10 blockchain firms, as well as cryptocurrency companies affected by the United States (US) Securities and Exchange Commission (SEC) sanctions, has been given COVID-19 aid fund from the US Paycheck Protection Program (PPP).
According to data from the Small Business Administration, 10 blockchain firms were beneficiaries of the US PPP to assist their companies in paying their staff and keeping the company running during the COVID-19 pandemic.
The US Paycheck Protection Program (PPP) was launched by the US Congress and signed into law by President Donald Trump, in a bid to assist businesses to keep their workforce employed during the pandemic and also to provide loans to eligible businesses to prevent job losses in the country.

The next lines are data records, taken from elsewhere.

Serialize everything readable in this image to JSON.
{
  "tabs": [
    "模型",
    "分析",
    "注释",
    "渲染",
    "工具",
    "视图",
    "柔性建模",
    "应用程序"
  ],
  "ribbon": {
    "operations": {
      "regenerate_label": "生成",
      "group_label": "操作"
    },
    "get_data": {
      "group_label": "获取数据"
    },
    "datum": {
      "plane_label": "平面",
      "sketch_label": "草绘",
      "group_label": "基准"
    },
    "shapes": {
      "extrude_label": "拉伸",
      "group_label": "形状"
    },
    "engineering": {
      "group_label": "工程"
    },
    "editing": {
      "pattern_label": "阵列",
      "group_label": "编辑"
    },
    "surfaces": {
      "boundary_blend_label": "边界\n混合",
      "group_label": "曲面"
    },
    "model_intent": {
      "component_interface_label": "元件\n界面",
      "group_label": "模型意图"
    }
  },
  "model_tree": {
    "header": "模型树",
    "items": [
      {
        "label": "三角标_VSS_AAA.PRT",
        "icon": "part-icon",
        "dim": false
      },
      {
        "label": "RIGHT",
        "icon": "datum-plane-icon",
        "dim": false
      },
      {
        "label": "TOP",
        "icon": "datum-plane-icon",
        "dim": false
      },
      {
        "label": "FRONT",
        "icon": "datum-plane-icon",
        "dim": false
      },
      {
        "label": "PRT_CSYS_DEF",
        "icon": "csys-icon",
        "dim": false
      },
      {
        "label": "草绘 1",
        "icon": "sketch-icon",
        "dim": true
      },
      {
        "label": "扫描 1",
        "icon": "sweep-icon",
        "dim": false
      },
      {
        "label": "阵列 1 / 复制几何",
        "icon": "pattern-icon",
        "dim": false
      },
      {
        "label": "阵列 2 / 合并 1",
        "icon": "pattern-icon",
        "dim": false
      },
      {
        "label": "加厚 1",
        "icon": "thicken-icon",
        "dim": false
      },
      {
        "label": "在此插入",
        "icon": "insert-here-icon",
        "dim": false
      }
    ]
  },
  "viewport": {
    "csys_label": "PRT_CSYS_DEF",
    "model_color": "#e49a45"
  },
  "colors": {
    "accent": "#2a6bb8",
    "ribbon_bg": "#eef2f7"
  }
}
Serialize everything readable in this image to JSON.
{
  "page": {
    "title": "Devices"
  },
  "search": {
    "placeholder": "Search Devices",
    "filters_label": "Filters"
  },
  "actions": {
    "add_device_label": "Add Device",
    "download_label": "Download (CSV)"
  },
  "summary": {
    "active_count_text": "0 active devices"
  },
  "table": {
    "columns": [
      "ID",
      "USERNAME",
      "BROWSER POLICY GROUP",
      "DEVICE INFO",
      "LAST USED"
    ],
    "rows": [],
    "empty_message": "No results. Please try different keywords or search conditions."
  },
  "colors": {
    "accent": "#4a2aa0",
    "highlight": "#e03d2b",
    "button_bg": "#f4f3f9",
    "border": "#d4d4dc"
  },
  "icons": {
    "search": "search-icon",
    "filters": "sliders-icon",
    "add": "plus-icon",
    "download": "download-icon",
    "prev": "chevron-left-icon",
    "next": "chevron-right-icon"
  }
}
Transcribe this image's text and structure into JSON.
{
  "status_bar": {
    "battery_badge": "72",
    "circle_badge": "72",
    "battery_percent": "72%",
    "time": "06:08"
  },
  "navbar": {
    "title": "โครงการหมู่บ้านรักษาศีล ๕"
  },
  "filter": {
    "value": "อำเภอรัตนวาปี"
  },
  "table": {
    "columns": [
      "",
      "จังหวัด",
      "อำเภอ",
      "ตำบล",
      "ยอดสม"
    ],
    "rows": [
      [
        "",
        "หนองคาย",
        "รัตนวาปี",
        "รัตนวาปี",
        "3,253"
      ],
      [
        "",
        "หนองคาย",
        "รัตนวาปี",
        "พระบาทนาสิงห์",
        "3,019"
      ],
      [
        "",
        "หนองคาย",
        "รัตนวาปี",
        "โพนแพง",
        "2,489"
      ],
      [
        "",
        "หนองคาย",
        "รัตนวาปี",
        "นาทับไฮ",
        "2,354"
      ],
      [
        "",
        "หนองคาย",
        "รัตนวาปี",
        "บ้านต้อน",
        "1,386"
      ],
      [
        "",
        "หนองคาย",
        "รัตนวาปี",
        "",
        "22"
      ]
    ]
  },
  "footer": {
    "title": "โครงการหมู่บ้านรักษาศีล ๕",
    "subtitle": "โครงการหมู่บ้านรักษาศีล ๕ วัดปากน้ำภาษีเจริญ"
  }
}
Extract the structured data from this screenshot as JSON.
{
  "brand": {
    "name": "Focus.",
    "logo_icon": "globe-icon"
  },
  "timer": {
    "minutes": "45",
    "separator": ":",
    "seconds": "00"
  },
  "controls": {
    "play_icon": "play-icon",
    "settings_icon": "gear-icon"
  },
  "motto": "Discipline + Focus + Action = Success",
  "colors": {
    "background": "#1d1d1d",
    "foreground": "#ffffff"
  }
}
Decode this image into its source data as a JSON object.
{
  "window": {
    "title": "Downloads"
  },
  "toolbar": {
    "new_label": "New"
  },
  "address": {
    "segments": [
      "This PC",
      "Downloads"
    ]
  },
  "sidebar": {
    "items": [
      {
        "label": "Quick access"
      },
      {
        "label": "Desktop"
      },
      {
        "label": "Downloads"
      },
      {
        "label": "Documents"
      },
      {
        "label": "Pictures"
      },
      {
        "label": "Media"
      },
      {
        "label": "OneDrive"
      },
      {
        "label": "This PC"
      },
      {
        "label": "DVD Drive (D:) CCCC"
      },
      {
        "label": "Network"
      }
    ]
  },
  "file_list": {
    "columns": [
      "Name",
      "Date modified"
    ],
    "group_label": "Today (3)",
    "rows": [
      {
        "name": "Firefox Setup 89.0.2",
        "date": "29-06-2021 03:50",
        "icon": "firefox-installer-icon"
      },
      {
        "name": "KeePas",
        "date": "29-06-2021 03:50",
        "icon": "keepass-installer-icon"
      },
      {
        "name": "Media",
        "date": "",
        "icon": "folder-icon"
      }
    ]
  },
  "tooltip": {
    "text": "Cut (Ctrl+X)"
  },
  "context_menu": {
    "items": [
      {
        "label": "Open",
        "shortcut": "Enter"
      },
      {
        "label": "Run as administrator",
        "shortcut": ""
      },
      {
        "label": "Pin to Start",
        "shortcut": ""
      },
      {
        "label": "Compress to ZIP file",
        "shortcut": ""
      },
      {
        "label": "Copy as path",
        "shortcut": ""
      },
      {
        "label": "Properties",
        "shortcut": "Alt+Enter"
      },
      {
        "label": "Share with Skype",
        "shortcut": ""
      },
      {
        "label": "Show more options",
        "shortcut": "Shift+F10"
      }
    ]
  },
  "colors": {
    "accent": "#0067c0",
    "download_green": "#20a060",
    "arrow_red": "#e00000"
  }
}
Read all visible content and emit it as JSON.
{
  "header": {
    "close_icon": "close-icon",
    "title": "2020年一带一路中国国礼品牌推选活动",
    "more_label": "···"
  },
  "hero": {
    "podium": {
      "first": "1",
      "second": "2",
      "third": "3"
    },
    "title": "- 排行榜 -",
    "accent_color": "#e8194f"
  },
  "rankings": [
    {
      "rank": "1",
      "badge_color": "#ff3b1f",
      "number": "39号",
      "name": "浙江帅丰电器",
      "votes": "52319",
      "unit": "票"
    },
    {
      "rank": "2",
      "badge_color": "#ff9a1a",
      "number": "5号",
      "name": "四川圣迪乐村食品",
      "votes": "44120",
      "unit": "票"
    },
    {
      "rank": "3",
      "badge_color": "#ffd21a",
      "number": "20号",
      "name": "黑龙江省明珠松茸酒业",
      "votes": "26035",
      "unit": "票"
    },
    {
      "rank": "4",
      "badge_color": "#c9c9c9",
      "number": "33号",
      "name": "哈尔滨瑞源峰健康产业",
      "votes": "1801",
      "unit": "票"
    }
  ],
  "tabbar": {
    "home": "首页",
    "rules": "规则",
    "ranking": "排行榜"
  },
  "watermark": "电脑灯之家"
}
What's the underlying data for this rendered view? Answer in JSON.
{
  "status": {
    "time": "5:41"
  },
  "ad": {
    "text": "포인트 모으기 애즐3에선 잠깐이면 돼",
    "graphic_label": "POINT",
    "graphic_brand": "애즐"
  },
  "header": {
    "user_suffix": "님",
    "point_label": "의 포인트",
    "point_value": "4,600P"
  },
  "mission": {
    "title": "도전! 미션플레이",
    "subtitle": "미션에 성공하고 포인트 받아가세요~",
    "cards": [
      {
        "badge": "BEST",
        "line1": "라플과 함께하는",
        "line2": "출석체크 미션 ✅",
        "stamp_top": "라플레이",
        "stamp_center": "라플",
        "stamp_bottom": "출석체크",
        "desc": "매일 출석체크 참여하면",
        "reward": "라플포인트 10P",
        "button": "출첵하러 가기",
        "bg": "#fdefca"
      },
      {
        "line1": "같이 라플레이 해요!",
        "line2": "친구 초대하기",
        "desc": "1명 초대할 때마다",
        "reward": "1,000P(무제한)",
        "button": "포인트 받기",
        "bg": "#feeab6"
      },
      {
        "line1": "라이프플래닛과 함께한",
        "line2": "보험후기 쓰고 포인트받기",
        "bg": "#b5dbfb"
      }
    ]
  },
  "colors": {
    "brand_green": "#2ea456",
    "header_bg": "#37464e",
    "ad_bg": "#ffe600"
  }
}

Notably, out of the total $660 billion allocated by the US government for the PPP, $150,000 were given to the 10 blockchain firms affected by SEC sanctions. Additionally, reports indicate that the US government may forgive these loans if employers use the majority of funds to pay payroll expenses or property-related operational expenses.
Although, many raised alarms over the PPP’s vulnerability to fraud and improper payments. There has been no indication that these 10 blockchain firms obtained the federal funds fraudulently or in violation of any other rules.
10 blockchain firms who received the US PPP fund
According to a news report, the SEC-sanctioned 10 blockchain firms that received the PPP fund are:
- Cherubim Interests Inc. (CHIT), incorporated in Nevada and operating in Bedford, Texas. The SEC suspended trading of the company’s shares in Release No. 34-82347 on 12/18/2017 while investigating possible fraud and corporate misreporting.
- The Crypto Company, incorporated in Nevada and operating in Malibu, California. The corporation was investigated on allegations of fraud by SEC. Its stock was subsequently halted for trading.
- SecondMarket, Inc., formerly known as Genesis Global Trading, acquired to form NASDAQ Private Markets. Incorporated in Delaware and operating in NYC.
- Titanium Blockchain Infrastructure Services, Inc. Incorporated and currently operating in California. The corporation was issued an emergency asset freeze, a receiver appointment, and a trading halt following alleged financial fraud.
- Paragon Coin Inc., an online entity incorporated in Delaware whose primary operations were in Southern California. The Commission issued the organization a cease-and-desist order following Securities Act violations.
- Gladius Network LLC, incorporated in Nevada and currently operating in Washington, DC. The SEC charged the company with conducting an illegal offering and settled when the company agreed to repay $12.7 million to investors.
- TamarinHealth, formerly known as SimplyVital Health, Inc., incorporated in Delaware and primarily operating in Brighton, Massachusetts. The Commission issued the organization a cease-and-desist order following Securities Act violations.
- ICOBox, incorporated in the Cayman Islands and operating in Beverly Hills, California. The SEC alleged that the corporation violated the Securities Act and utilized interstate means to conduct illegal business in a District Court, Central District of California case.
- UnitedData, Inc., doing business as Shopin, incorporated in Delaware and operating in NYC. The SEC filed a complaint and jury demand in a District Court, Southern District of New York case, identified as Case 1:19-cv-11325.
- Bitclave PTE Ltd., incorporated in Singapore and operating in San Jose, California. The organization was issued a cease-and-desist order by the SEC following Securities Act violations.
COVID-19 PPP fund must be transparent
SEC Chairman Jay Clayton has announced that all blockchain firm granted the federal bailouts from the economic havoc wreaked by the coronavirus crisis should be transparent in their spending of allocated funds.
Companies should disclose how they spend the money. The need for bailout money or other sources of cash is sensitive information. I encourage companies to get out there disclose where they stand to limit speculation about the companies’ plans,” Clayton said.